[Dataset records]
.....

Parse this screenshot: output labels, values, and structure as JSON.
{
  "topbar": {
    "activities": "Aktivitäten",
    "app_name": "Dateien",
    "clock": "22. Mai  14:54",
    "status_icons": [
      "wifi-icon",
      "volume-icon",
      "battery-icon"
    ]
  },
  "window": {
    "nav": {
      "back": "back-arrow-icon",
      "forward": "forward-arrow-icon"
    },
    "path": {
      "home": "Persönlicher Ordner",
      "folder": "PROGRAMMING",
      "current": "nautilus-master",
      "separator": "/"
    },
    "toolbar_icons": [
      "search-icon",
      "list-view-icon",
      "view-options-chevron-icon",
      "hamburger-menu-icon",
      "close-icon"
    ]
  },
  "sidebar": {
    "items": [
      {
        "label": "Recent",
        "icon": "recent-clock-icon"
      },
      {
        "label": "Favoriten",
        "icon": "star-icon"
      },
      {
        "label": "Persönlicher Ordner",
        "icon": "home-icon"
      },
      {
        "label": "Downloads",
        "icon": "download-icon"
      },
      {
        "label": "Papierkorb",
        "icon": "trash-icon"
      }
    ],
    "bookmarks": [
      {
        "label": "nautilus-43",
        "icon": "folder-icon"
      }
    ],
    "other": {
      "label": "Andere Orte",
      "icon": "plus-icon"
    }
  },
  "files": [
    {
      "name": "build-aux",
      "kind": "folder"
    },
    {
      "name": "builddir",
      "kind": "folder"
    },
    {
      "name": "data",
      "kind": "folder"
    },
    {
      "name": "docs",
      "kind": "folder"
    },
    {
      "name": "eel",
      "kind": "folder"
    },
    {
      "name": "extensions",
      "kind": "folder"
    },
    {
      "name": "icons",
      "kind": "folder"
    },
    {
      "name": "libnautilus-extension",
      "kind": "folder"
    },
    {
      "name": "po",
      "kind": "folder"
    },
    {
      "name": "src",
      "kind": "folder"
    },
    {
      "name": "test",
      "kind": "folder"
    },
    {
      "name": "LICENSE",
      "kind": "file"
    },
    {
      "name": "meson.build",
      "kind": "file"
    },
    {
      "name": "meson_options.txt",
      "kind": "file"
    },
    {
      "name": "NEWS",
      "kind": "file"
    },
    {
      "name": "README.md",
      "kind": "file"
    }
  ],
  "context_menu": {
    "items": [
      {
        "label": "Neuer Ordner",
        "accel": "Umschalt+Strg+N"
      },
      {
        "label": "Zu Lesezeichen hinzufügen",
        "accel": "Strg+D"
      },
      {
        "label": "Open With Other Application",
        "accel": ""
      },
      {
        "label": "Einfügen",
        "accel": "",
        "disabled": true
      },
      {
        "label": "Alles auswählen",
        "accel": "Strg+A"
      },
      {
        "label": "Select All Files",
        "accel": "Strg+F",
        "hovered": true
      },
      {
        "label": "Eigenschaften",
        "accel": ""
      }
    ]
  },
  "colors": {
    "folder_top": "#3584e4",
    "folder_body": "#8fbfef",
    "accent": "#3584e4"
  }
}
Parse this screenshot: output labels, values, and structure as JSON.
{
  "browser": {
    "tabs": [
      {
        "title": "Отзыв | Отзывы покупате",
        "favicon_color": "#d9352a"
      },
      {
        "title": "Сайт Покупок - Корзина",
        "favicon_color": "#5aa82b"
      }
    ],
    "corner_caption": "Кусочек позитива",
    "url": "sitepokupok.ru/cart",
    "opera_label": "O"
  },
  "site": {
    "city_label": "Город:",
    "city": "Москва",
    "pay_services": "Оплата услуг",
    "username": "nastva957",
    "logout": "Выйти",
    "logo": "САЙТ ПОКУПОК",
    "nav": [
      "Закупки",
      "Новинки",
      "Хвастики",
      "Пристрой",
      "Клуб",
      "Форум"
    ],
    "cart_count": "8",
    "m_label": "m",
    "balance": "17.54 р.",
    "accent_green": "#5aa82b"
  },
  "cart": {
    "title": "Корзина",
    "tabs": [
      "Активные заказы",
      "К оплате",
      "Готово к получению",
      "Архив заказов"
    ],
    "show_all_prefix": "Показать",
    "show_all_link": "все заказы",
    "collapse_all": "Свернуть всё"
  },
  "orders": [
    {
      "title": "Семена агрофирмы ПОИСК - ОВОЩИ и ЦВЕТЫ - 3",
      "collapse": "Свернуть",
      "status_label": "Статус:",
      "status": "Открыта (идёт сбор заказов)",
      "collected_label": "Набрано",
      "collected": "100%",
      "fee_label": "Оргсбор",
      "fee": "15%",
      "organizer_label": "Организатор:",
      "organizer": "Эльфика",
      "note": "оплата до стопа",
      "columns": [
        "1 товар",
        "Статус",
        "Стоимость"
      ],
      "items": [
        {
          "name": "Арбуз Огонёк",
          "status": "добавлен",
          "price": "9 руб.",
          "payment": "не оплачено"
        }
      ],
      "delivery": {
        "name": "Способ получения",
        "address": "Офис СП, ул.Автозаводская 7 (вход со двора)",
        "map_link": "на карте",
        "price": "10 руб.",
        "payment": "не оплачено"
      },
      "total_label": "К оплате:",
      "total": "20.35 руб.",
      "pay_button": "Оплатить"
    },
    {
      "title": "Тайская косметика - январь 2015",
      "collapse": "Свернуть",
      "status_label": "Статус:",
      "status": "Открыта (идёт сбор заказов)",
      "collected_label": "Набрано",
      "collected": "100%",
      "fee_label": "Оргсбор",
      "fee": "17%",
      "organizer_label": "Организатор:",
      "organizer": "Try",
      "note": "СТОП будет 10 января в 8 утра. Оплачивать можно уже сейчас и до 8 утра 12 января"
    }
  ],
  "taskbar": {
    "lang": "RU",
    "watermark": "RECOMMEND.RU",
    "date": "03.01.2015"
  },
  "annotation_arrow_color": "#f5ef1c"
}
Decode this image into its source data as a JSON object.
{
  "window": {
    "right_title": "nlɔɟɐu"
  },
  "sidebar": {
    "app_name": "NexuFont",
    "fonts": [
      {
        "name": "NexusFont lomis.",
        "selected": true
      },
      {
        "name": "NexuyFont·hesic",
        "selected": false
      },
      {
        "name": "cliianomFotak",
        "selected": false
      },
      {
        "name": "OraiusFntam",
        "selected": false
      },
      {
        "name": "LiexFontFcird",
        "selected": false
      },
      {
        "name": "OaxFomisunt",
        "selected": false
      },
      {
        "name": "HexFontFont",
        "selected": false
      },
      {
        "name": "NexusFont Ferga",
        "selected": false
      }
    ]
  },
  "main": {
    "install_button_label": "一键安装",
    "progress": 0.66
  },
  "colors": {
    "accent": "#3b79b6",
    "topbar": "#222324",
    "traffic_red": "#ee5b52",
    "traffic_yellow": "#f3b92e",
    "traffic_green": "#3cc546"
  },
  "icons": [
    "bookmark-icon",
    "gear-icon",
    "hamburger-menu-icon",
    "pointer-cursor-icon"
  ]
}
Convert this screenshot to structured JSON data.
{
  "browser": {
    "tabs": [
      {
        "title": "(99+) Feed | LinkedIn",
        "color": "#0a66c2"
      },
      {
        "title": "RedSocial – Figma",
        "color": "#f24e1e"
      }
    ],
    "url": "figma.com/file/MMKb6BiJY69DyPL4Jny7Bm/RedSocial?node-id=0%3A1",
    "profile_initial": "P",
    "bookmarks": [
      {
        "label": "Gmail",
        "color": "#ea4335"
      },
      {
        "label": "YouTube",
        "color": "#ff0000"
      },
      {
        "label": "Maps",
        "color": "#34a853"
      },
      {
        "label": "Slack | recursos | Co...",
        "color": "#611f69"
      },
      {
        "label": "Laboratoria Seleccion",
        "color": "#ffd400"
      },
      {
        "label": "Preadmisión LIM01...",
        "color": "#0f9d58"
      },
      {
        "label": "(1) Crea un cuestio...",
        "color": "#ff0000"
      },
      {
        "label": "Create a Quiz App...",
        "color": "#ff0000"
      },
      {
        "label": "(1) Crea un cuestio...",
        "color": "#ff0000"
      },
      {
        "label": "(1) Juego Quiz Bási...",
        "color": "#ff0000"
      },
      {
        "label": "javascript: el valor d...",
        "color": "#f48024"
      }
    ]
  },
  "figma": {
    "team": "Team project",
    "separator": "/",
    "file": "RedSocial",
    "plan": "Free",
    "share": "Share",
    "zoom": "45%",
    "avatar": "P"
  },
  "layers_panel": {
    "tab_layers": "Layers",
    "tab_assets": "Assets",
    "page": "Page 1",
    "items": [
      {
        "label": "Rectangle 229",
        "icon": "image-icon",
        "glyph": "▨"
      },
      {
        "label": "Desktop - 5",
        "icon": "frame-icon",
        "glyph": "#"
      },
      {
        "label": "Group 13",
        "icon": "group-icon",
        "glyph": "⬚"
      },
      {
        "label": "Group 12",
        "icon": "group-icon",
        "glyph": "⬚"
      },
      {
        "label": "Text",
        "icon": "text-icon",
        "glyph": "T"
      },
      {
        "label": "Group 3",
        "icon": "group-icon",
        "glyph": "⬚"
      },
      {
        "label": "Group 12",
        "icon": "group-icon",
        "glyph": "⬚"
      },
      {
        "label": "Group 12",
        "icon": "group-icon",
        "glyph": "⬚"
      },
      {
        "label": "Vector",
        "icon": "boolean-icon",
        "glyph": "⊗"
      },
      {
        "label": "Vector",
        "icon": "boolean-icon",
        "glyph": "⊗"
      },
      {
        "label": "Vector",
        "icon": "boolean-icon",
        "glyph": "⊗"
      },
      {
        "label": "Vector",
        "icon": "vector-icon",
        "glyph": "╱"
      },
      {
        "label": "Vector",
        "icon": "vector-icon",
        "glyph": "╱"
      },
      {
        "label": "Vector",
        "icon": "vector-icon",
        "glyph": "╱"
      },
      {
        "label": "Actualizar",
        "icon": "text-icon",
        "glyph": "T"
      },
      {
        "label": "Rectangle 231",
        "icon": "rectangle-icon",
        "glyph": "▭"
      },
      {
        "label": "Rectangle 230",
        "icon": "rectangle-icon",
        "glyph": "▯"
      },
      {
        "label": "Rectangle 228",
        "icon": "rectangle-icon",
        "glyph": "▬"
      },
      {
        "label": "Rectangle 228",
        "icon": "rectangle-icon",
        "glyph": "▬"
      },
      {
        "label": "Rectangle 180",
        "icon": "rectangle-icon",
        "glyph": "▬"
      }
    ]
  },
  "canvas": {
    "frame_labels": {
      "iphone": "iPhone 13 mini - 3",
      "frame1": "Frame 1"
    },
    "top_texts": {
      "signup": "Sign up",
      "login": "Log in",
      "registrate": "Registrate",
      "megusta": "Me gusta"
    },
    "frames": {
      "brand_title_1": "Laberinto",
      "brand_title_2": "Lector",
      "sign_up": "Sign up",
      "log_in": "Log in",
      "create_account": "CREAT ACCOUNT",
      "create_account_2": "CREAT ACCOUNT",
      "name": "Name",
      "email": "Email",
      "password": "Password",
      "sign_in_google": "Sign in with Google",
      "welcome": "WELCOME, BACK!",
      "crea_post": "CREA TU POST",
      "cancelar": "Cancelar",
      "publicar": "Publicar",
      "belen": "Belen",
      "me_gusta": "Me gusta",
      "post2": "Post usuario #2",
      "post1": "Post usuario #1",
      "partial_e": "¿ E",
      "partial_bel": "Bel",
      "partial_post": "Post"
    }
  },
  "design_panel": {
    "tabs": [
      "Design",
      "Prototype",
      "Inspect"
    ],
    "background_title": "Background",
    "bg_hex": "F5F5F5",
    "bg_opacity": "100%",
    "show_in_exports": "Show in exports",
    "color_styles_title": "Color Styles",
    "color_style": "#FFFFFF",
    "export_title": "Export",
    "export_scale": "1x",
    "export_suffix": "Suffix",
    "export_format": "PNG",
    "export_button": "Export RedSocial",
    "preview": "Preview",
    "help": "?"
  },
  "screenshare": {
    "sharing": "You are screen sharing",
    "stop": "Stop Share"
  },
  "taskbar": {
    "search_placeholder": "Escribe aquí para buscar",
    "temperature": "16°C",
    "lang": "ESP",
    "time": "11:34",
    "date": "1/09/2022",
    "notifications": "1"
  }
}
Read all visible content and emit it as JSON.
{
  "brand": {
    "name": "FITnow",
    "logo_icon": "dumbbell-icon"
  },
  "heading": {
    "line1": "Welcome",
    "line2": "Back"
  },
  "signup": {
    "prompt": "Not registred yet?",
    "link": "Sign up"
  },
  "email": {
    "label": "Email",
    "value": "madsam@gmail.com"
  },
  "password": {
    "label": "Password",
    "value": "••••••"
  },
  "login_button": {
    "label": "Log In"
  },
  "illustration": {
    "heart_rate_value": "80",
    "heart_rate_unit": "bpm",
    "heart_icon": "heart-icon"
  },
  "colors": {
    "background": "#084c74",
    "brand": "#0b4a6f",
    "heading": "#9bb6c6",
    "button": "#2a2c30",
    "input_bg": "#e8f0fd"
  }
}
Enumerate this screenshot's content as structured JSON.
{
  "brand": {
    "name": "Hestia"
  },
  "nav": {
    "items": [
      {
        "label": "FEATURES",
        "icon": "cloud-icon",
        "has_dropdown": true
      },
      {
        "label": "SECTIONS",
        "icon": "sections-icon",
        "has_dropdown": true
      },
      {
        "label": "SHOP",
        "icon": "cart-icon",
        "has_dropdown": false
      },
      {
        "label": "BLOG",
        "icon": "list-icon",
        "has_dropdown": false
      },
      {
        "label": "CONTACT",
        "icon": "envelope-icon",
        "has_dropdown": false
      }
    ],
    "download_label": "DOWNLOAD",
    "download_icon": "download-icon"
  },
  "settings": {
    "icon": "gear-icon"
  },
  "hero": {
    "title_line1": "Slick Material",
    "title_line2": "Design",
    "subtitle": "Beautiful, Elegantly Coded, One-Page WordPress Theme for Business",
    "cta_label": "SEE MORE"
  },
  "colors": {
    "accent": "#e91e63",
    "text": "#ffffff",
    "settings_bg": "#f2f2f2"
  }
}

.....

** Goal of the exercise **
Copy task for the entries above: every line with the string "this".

** Task solution **
Parse this screenshot: output labels, values, and structure as JSON.
Parse this screenshot: output labels, values, and structure as JSON.
Decode this image into its source data as a JSON object.
Convert this screenshot to structured JSON data.
Enumerate this screenshot's content as structured JSON.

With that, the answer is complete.